The evidence clearly establishes a prima facie case of retaliation against Borello. She voiced to Helen and Essau on several occasions her opposition to Charles's discriminatory and abusive conduct, and she was fired within a week of the last time she complained of such. This short time frame between the protected activity -- i.e., complaining of discriminatory treatment -- and the adverse employment action -- i.e., being laid off -- suffices to establish the requisite causal connection between the two. Davis, 802 F.2d at 642. Although the defendant articulated nondiscriminatory reasons (e.g., that there was a lack of work and that Borello's work performance was inadequate) for its actions, the preponderance of the evidence establishes that these proffered reasons are pretextual. As to the alleged lack of work, although A. Sam did have fewer employers during the winter months, this was mainly the result of its farm workers -- not office workers -- being laid off. Regardless, this Court credits Borello's testimony that she had finished only half of the computer conversion work in which she was engaged.
Her testimony is buttressed by the fact that she had been working overtime during the period immediately preceding her layoff and that Oliver Davis, who was hired as a bookkeeper after Borello's layoff, was doing computer conversion work well after Borello's departure. That A. Sam, within weeks of the layoff, advertised for a bookkeeper and hired Davis also furthers the inference that the "lack of work" rationale is pretextual, for the type of bookkeeping work Davis engaged in, although different in some respects than what Borello had been doing, was well within Borello's demonstrated capabilities.
This Court also finds pretextual A. Sam's explanation that it was dissatisfied with Borello's work performance. Not only was there no documentation that A. Sam had ever been dissatisfied with Borello's work, but, as mentioned, Helen wrote for Borello a letter of recommendation, and Borello's layoff was characterized as "temporary" on the unemployment form, a characterization A. Sam gave to its good workers.
Having found that A. Sam sexually harassed Borello and that it retaliated against her for opposing such, she is entitled to damages. Under 42 U.S.C. § 2000e-5(g)(1), if a defendant has intentionally engaged in an unlawful employment practice, a
"court may enjoin the respondent from engaging in such unlawful employment practice, and order such affirmative action as may be appropriate, which may include *** [the payment of] backpay *** or any other equitable relief as the court deems appropriate."
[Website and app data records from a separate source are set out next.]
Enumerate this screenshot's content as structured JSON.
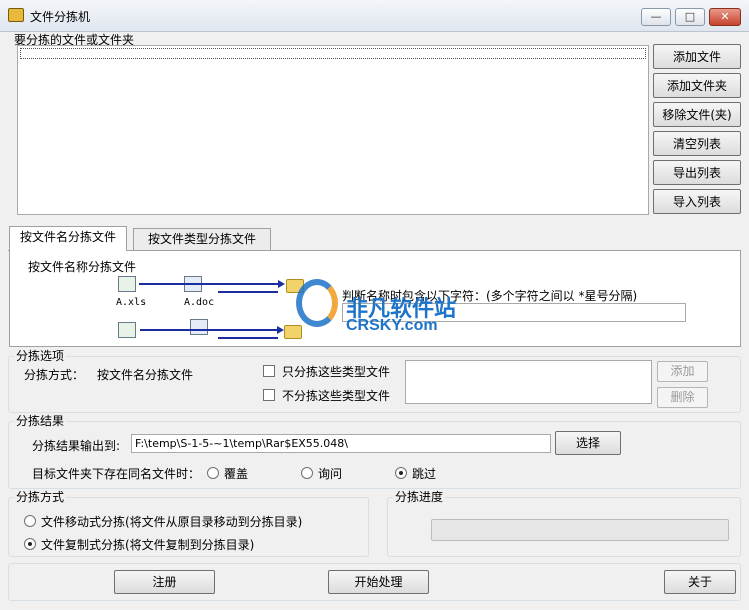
{
  "window": {
    "title": "文件分拣机",
    "min_glyph": "—",
    "max_glyph": "□",
    "close_glyph": "✕"
  },
  "files": {
    "group_label": "要分拣的文件或文件夹",
    "buttons": [
      "添加文件",
      "添加文件夹",
      "移除文件(夹)",
      "清空列表",
      "导出列表",
      "导入列表"
    ]
  },
  "tabs": [
    {
      "label": "按文件名分拣文件",
      "active": true
    },
    {
      "label": "按文件类型分拣文件",
      "active": false
    }
  ],
  "tab_panel": {
    "heading": "按文件名称分拣文件",
    "file1": "A.xls",
    "file2": "A.doc",
    "instruction": "判断名称时包含以下字符：(多个字符之间以 *星号分隔)"
  },
  "options": {
    "group_label": "分拣选项",
    "method_label": "分拣方式：",
    "method_value": "按文件名分拣文件",
    "only_types_label": "只分拣这些类型文件",
    "except_types_label": "不分拣这些类型文件",
    "add_label": "添加",
    "delete_label": "删除"
  },
  "result": {
    "group_label": "分拣结果",
    "output_label": "分拣结果输出到:",
    "output_path": "F:\\temp\\S-1-5-~1\\temp\\Rar$EX55.048\\",
    "choose_label": "选择",
    "exists_label": "目标文件夹下存在同名文件时：",
    "radios": [
      {
        "label": "覆盖",
        "checked": false
      },
      {
        "label": "询问",
        "checked": false
      },
      {
        "label": "跳过",
        "checked": true
      }
    ]
  },
  "mode": {
    "group_label": "分拣方式",
    "move_label": "文件移动式分拣(将文件从原目录移动到分拣目录)",
    "move_checked": false,
    "copy_label": "文件复制式分拣(将文件复制到分拣目录)",
    "copy_checked": true
  },
  "progress": {
    "group_label": "分拣进度",
    "value": 0
  },
  "footer": {
    "register_label": "注册",
    "start_label": "开始处理",
    "about_label": "关于"
  },
  "watermark": {
    "line1": "非凡软件站",
    "line2": "CRSKY.com"
  },
  "colors": {
    "arrow": "#1a2ea0",
    "watermark_blue": "#1e74c8",
    "watermark_orange": "#f29a1e"
  }
}
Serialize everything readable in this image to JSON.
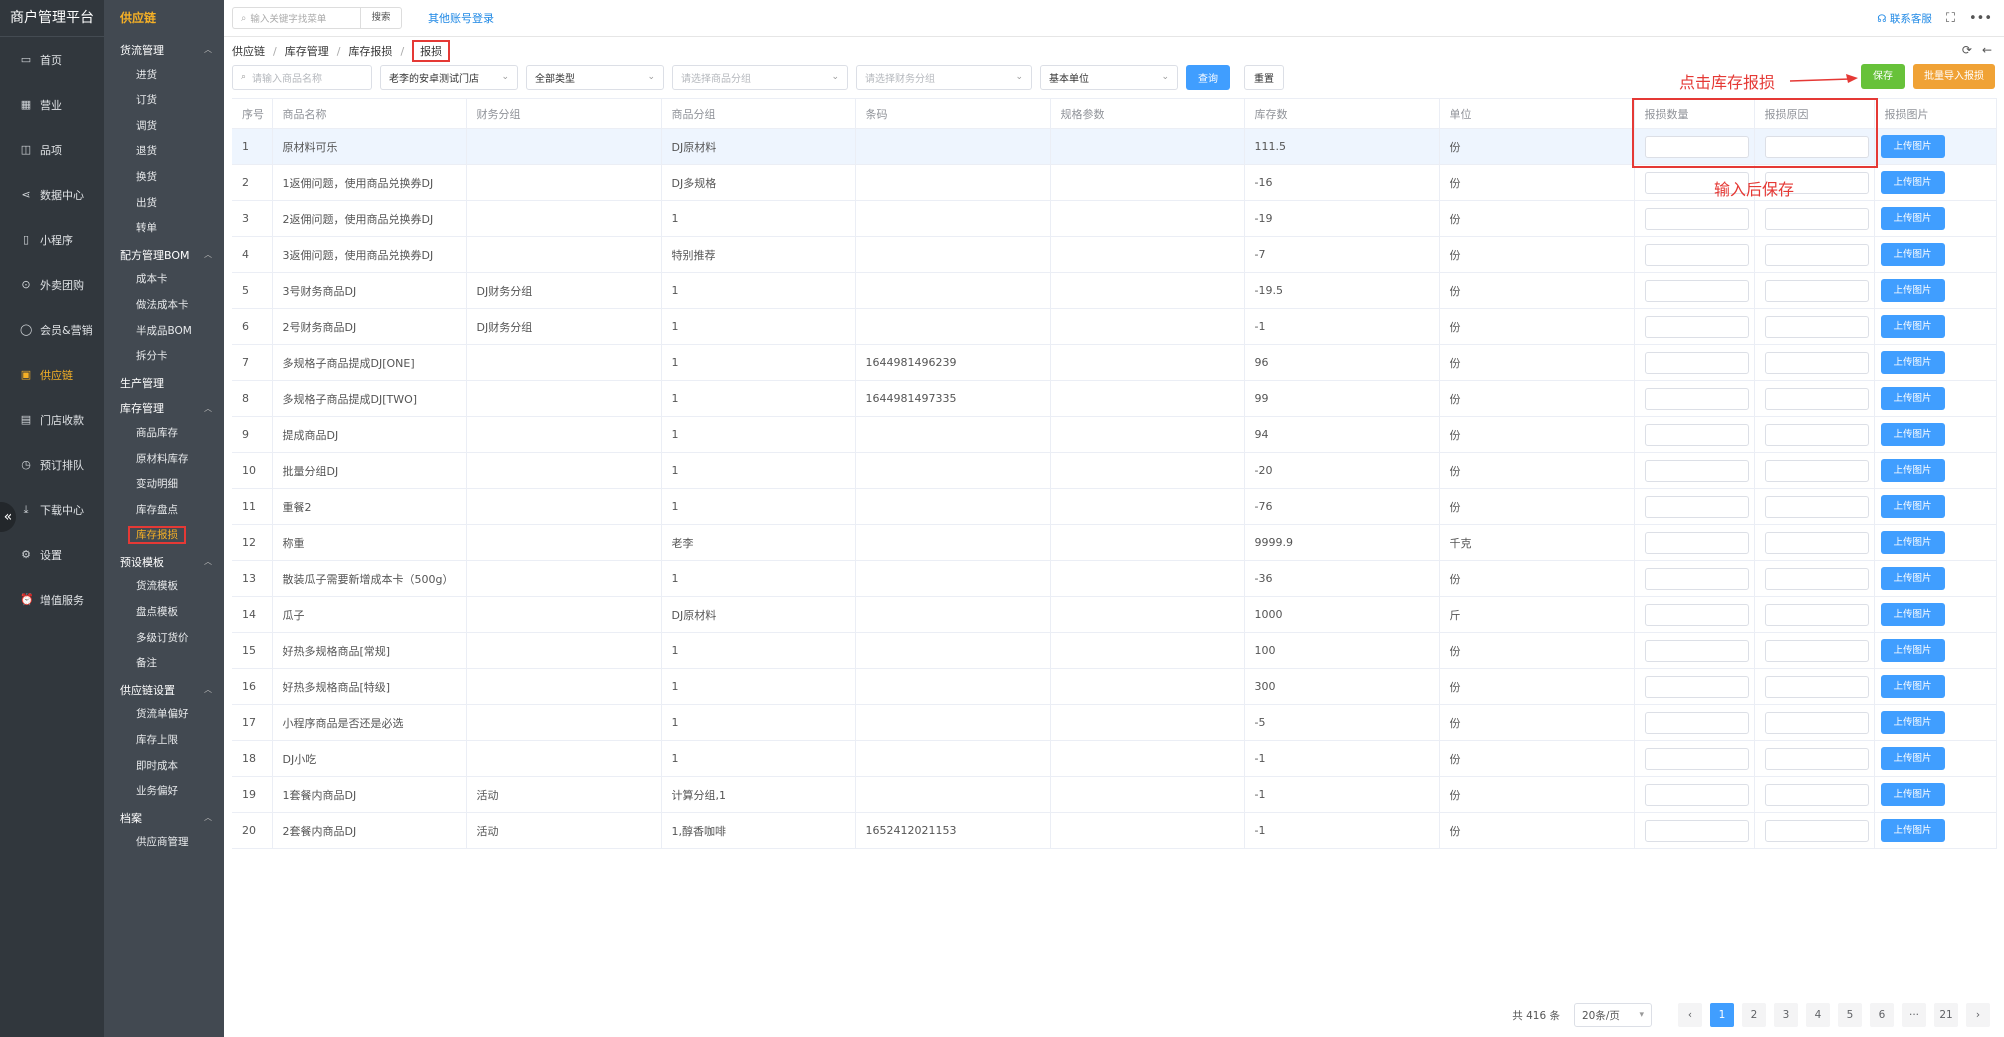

This Court in its discretion awards backpay of $ 2,381.60 (representing the money Borello would have earned during the approximately five-month period between her layoff and her subsequent employment elsewhere), together with prejudgment interest thereon compounded monthly, at the I.R.S. adjusted prime rate as set forth in 26 U.S.C. § 6621 et seq.21 See Clarke v. Frank, 960 F.2d 1146, 1153-1154 (2d Cir. 1992).
Accordingly, it is hereby ORDERED that A. Sam & Sons Produce Company, Inc. pay the plaintiff Borello's backpay and prejudgment interest thereon as set forth in the preceding paragraph.
DATED: Buffalo, N.Y.
August 1, 1994
John T. Elfvin